Unnamed Chapters

Hello Scrivenistas,

I’m on day two of my Scrivener experience and I’m having a problem. Please excuse me if this has been addressed already in other forum threads. I searched on this site and googled it and only came up with the following on an author’s page:

“One small nitpick about compile and chapters: If you don’t name your chapters (e.g., Chapter 1, Mary Goes to the Store), you’ll have text you need to delete – either the placeholder text you used for your folders or “unnamed document.” As I don’t name my chapters (hell, I have a hard enough time coming up with a title for the entire story much less for every chapter) this is a little irritating, but minor. I would love it if Scrivener would be smart enough to drop that paragraph if the folder is not named.”

Is this true?

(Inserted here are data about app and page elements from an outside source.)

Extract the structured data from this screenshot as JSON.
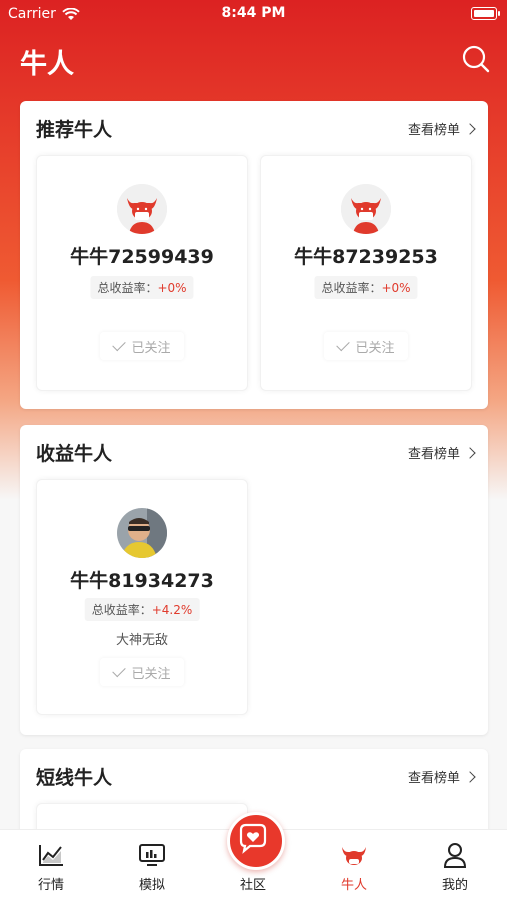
{
  "status_bar": {
    "carrier": "Carrier",
    "time": "8:44 PM"
  },
  "header": {
    "title": "牛人"
  },
  "sections": [
    {
      "title": "推荐牛人",
      "more": "查看榜单",
      "people": [
        {
          "name": "牛牛72599439",
          "rate_label": "总收益率：",
          "rate_value": "+0%",
          "follow": "已关注"
        },
        {
          "name": "牛牛87239253",
          "rate_label": "总收益率：",
          "rate_value": "+0%",
          "follow": "已关注"
        }
      ]
    },
    {
      "title": "收益牛人",
      "more": "查看榜单",
      "people": [
        {
          "name": "牛牛81934273",
          "rate_label": "总收益率：",
          "rate_value": "+4.2%",
          "motto": "大神无敌",
          "follow": "已关注"
        }
      ]
    },
    {
      "title": "短线牛人",
      "more": "查看榜单"
    }
  ],
  "tabbar": {
    "items": [
      {
        "label": "行情",
        "icon": "chart-trend-icon"
      },
      {
        "label": "模拟",
        "icon": "monitor-icon"
      },
      {
        "label": "社区",
        "icon": "heart-chat-icon"
      },
      {
        "label": "牛人",
        "icon": "bull-icon",
        "active": true
      },
      {
        "label": "我的",
        "icon": "user-icon"
      }
    ]
  },
  "colors": {
    "brand_red": "#e03a2c",
    "gain_red": "#e03a2c",
    "muted": "#aaaaaa"
  }
}
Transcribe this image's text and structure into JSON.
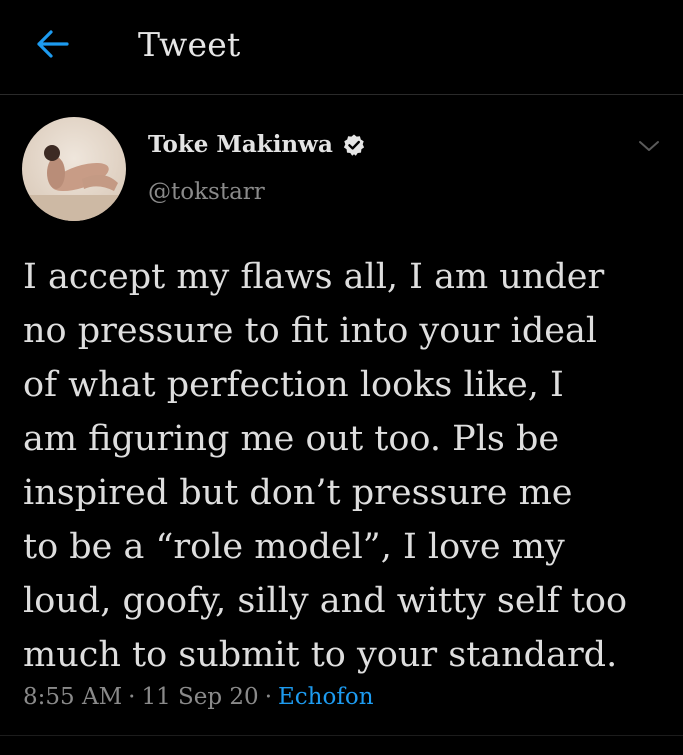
{
  "header": {
    "title": "Tweet",
    "back_icon": "arrow-left-icon"
  },
  "author": {
    "name": "Toke Makinwa",
    "handle": "@tokstarr",
    "verified_icon": "verified-badge-icon",
    "avatar_icon": "profile-photo"
  },
  "tweet": {
    "lines": [
      "I accept my flaws all, I am under",
      "no pressure to fit into your ideal",
      "of what perfection looks like, I",
      "am figuring me out too. Pls be",
      "inspired but don’t pressure me",
      "to be a “role model”, I love my",
      "loud, goofy, silly and witty self too",
      "much to submit to your standard."
    ]
  },
  "meta": {
    "time": "8:55 AM",
    "sep": "·",
    "date": "11 Sep 20",
    "source": "Echofon"
  },
  "colors": {
    "background": "#000000",
    "accent": "#1d9bf0",
    "secondary_text": "#8a8a8a"
  }
}
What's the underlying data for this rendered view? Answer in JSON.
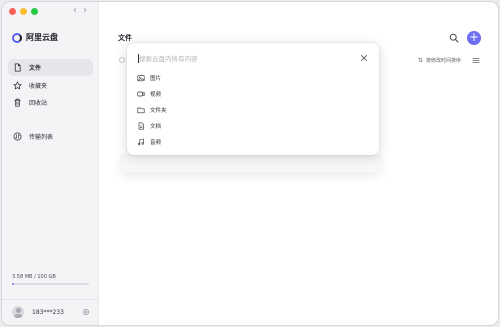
{
  "app": {
    "brand_name": "阿里云盘",
    "brand_color": "#5b5ff3",
    "back_arrow": "‹",
    "forward_arrow": "›"
  },
  "sidebar": {
    "items": [
      {
        "label": "文件",
        "icon": "file-icon",
        "active": true
      },
      {
        "label": "收藏夹",
        "icon": "star-icon",
        "active": false
      },
      {
        "label": "回收站",
        "icon": "trash-icon",
        "active": false
      },
      {
        "label": "传输列表",
        "icon": "transfer-icon",
        "active": false
      }
    ],
    "storage": {
      "label": "3.58 MB / 100 GB",
      "used_fraction": 0.02
    },
    "user": {
      "name": "183***233",
      "settings_icon": "gear-icon"
    }
  },
  "main": {
    "title": "文件",
    "sort_label": "按修改时间排序",
    "sort_icon": "⇅",
    "accent_color": "#6d6ef2",
    "add_label": "+"
  },
  "search_popup": {
    "placeholder": "搜索云盘内所有内容",
    "value": "",
    "filters": [
      {
        "label": "图片",
        "icon": "image-icon"
      },
      {
        "label": "视频",
        "icon": "video-icon"
      },
      {
        "label": "文件夹",
        "icon": "folder-icon"
      },
      {
        "label": "文档",
        "icon": "document-icon"
      },
      {
        "label": "音频",
        "icon": "music-icon"
      }
    ]
  }
}
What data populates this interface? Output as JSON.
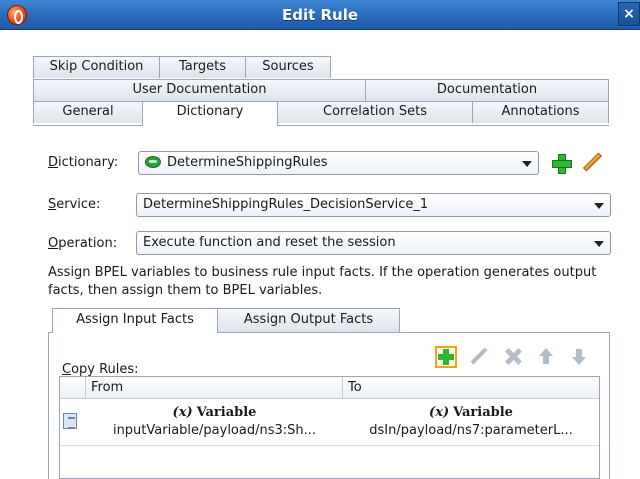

It seems like somewhere in the thousands of bells and whistles of this app there must be a simple way to compile with your chapters just numbered and not titled… right?

Please tell me that’s right…

Thanks in advance for your help!


Yeah, we have a bell and a whistle for that, the blog you read is mistaken. There are two components to how a chapter name can be exported during compile (not counting, of course, a silent third where nothing is exported). There can be a prefix and suffix, which is how you can get a generic bit of text, usually with a number, like “Chapter 12”, and then there is the name of the folder itself. You do not need one for the other to work, you can just print a generic sequence of chapters as numbers if that is what you want, and use folder names for your own purposes while using the software.

The trick is to not use the “Title” checkboxes is the Formatting compile pane, but to use a Prefix in the Section Layout button, below that grid of checks. Now I’m not sure how far you’ve gone into learning the software, some of that may be a foreign language to you, but rest assured it is entirely possible to use generic chapter naming if you so desire. If you haven’t figured it out by the time you need it, just ask and we’ll help you out with the details if need be.

Hi AmberV,

Thanks very much for the quick reply. I am actually at that point. I’m importing text from LibreOffice of a completed work, one chapter at a time, into documents in the Manuscript file of the Novel template. So I’m ready to compile and print.

I found the Section Layout button but yes, at that point it is another language. I’ve actually changed my mind, I’d like my chapters not to be numbered or titled, but I’d like to know how to do it with or without numbers, if you can walk me through it or point me to a resource.

Thanks again!

My suggestion would be to check out our video page, and of course the built-in tutorial from the Help menu, if you haven’t already. We have a few video tutorials on how to work with the compiler. I’m not quite sure what benefit you’ll get from Scrivener at this point in your project, however, since it is mainly meant to be a writing tool; where you go from zero words to the completion of a first draft. Importing everything into it just to export again might be adding a whole lot of work without accomplishing much. I’m not sure what you are going for, however.

I’ve been through the tutorial and couldn’t find an answer. If you know which video covers this specific question, that would be great.

I bought Scrivener with the intention of using it to improve the presentation of my current work, and to use from the outset on future projects. Respectfully, if it takes this long to figure out how to do such a very, very basic thing I may have to rethink that.

Scrivener is a sophisticated tool and like any such thing it requires time and practice to use skilfully. You could use a chisel to tighten screws and you can put screws in with a hammer but that’s not what they are meant for. You can throw an adse around but if you’re not careful it will take your feet off instead of wood. (And the news reports today that Greg Norman: Chainsaw accident sees golfer nearly lose his left hand demonstrates that tools need to be used properly.)

Putting the effort into finding out what Scrivener can do will make your writing better–certainly better organised which is how I understand your use of “presentation”. If you’re up against a deadline then Scrivener can’t help you immediately but it will for future projects. It might just surprise you though and improve your current project if you put the effort in to using it.

My suggestion would be to load up the tutorial and do some experimentation with that content (so you have a safe place to blow things up while learning). Try a few of the “Format As” presets in the Compiler and observe how the formatting changes (compiling to “Print” is a good way to preview; just use the “Open as PDF” feature in the print panel to get a full-size view and hit Esc when you’re done). Try “Original”, “Standard Manuscript Format” and “Enumerated Outline” for a few distinctly different options—and with each one, examine the Formatting pane and how the Prefix and Suffix fields work in the Section Layout button. With the Standard Manuscript Format, click on different icon and outline level rows in the upper half of the window to see how folders are treated differently from files, or even how files at the top level handle themselves differently from files on indent level 2 or deeper.

These are all just practical examples, but you should be able to see what we did with them and either find a preset you like from the outset, or learn how to tweak it or make your own from scratch.